*To do*
In the data, extract each line that holds the string "PARTIES".

*Data for processing*
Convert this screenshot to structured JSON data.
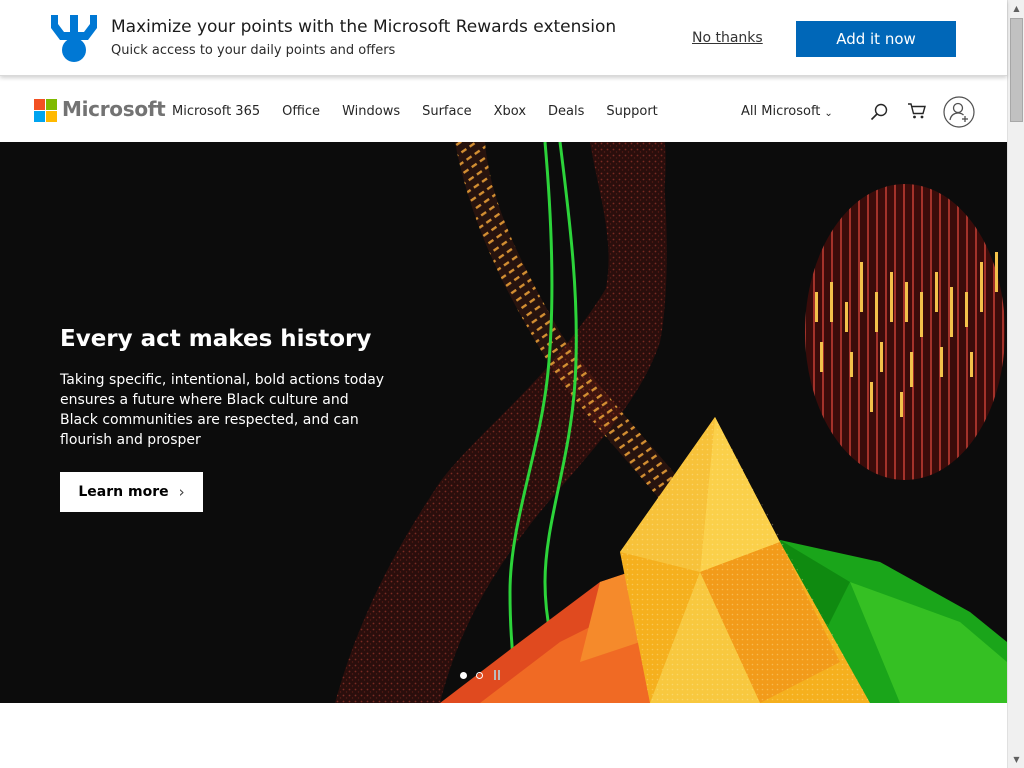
{
  "rewards_banner": {
    "title": "Maximize your points with the Microsoft Rewards extension",
    "subtitle": "Quick access to your daily points and offers",
    "dismiss_label": "No thanks",
    "cta_label": "Add it now",
    "icon": "medal-icon",
    "accent_color": "#0067b8"
  },
  "header": {
    "brand": "Microsoft",
    "nav_items": [
      "Microsoft 365",
      "Office",
      "Windows",
      "Surface",
      "Xbox",
      "Deals",
      "Support"
    ],
    "all_microsoft_label": "All Microsoft",
    "icons": [
      "search-icon",
      "cart-icon",
      "account-icon"
    ]
  },
  "hero": {
    "title": "Every act makes history",
    "body": "Taking specific, intentional, bold actions today ensures a future where Black culture and Black communities are respected, and can flourish and prosper",
    "cta_label": "Learn more",
    "cta_arrow": "›",
    "carousel": {
      "current_slide": 1,
      "total_slides": 2
    },
    "background_color": "#0c0c0c"
  },
  "scrollbar": {
    "up_glyph": "▲",
    "down_glyph": "▼"
  }
}
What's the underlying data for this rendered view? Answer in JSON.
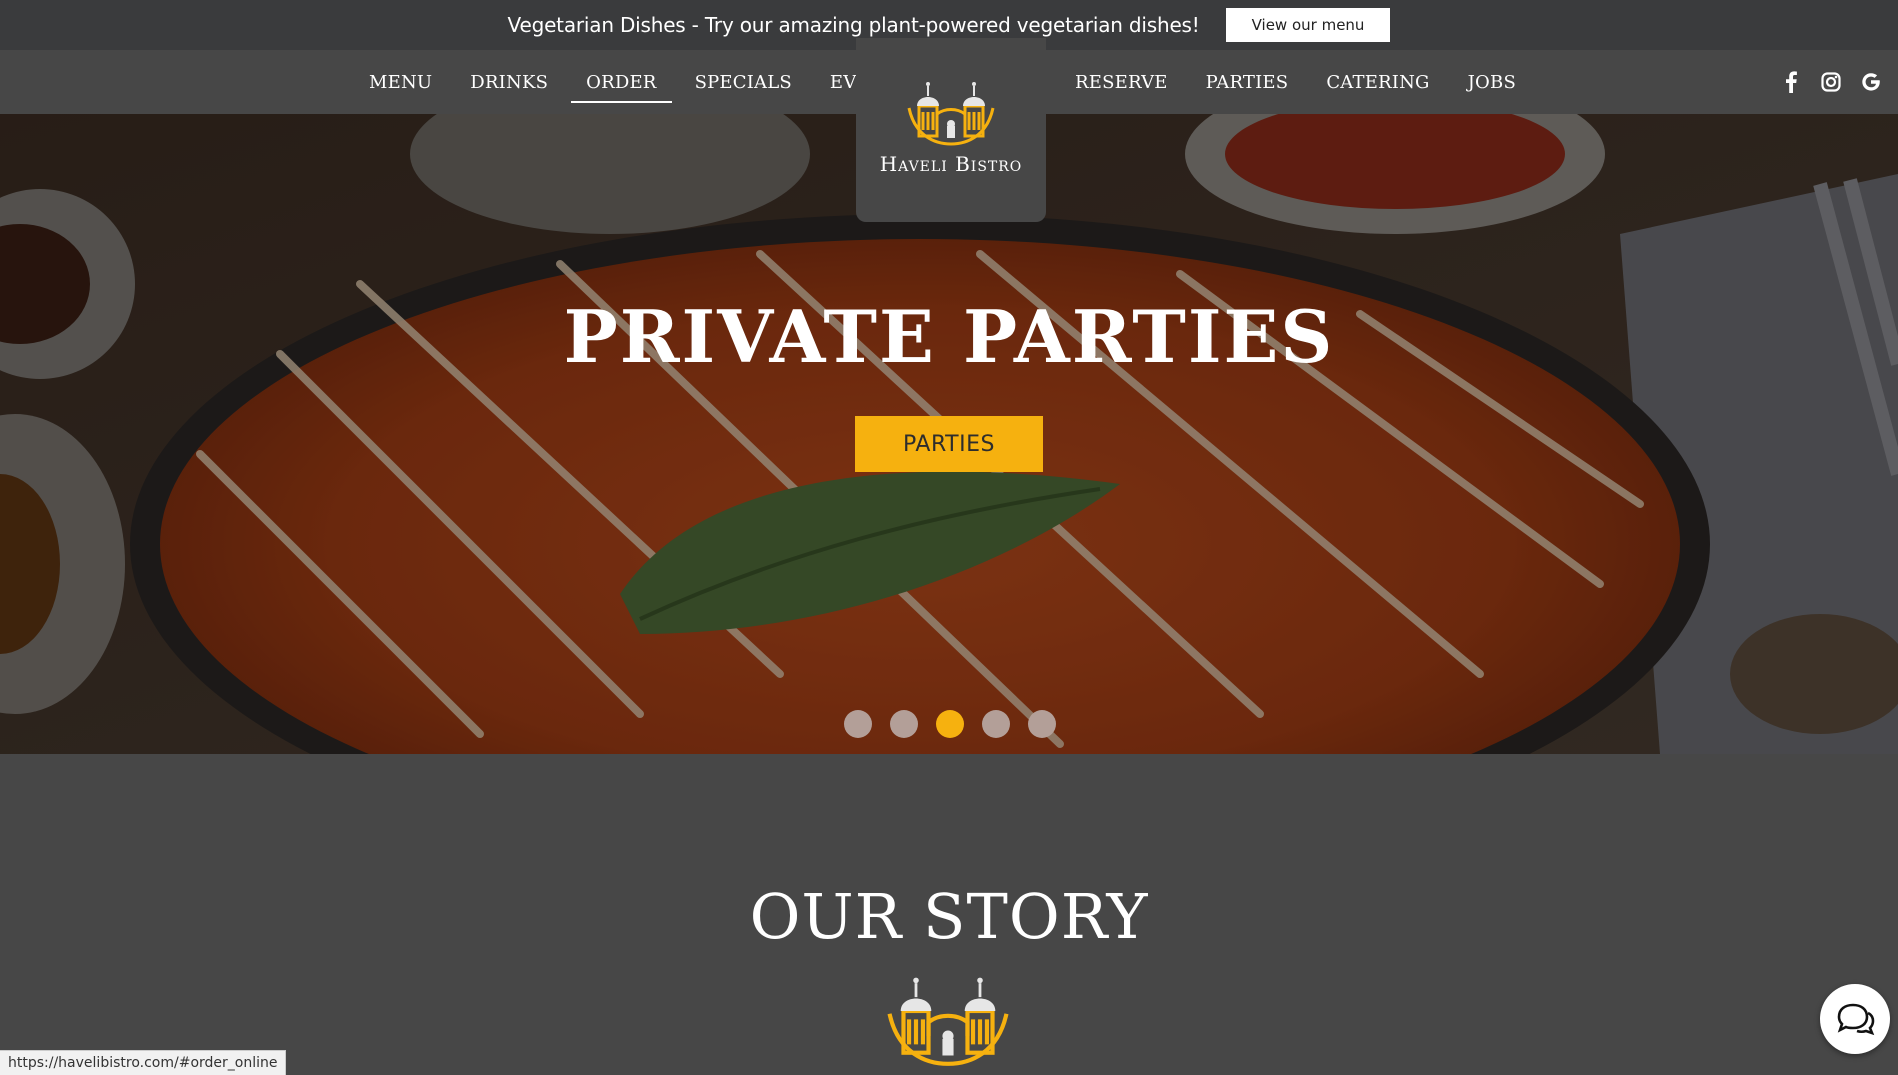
{
  "announcement": {
    "text": "Vegetarian Dishes - Try our amazing plant-powered vegetarian dishes!",
    "button_label": "View our menu"
  },
  "nav": {
    "left_items": [
      {
        "label": "MENU"
      },
      {
        "label": "DRINKS"
      },
      {
        "label": "ORDER",
        "active": true
      },
      {
        "label": "SPECIALS"
      },
      {
        "label": "EVENTS"
      }
    ],
    "right_items": [
      {
        "label": "RESERVE"
      },
      {
        "label": "PARTIES"
      },
      {
        "label": "CATERING"
      },
      {
        "label": "JOBS"
      }
    ],
    "social_icons": [
      "facebook-icon",
      "instagram-icon",
      "google-icon"
    ]
  },
  "logo": {
    "text": "Haveli Bistro",
    "accent_color": "#f6b10f"
  },
  "hero": {
    "title": "PRIVATE PARTIES",
    "button_label": "PARTIES",
    "slides_count": 5,
    "active_slide_index": 2
  },
  "story": {
    "title": "OUR STORY"
  },
  "status_bar": {
    "url": "https://havelibistro.com/#order_online"
  },
  "colors": {
    "accent": "#f6b10f",
    "bar_dark": "#3a3b3d",
    "background": "#474747"
  }
}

*Response below*
        "label": "PARTIES"
    "title": "PRIVATE PARTIES",
    "button_label": "PARTIES",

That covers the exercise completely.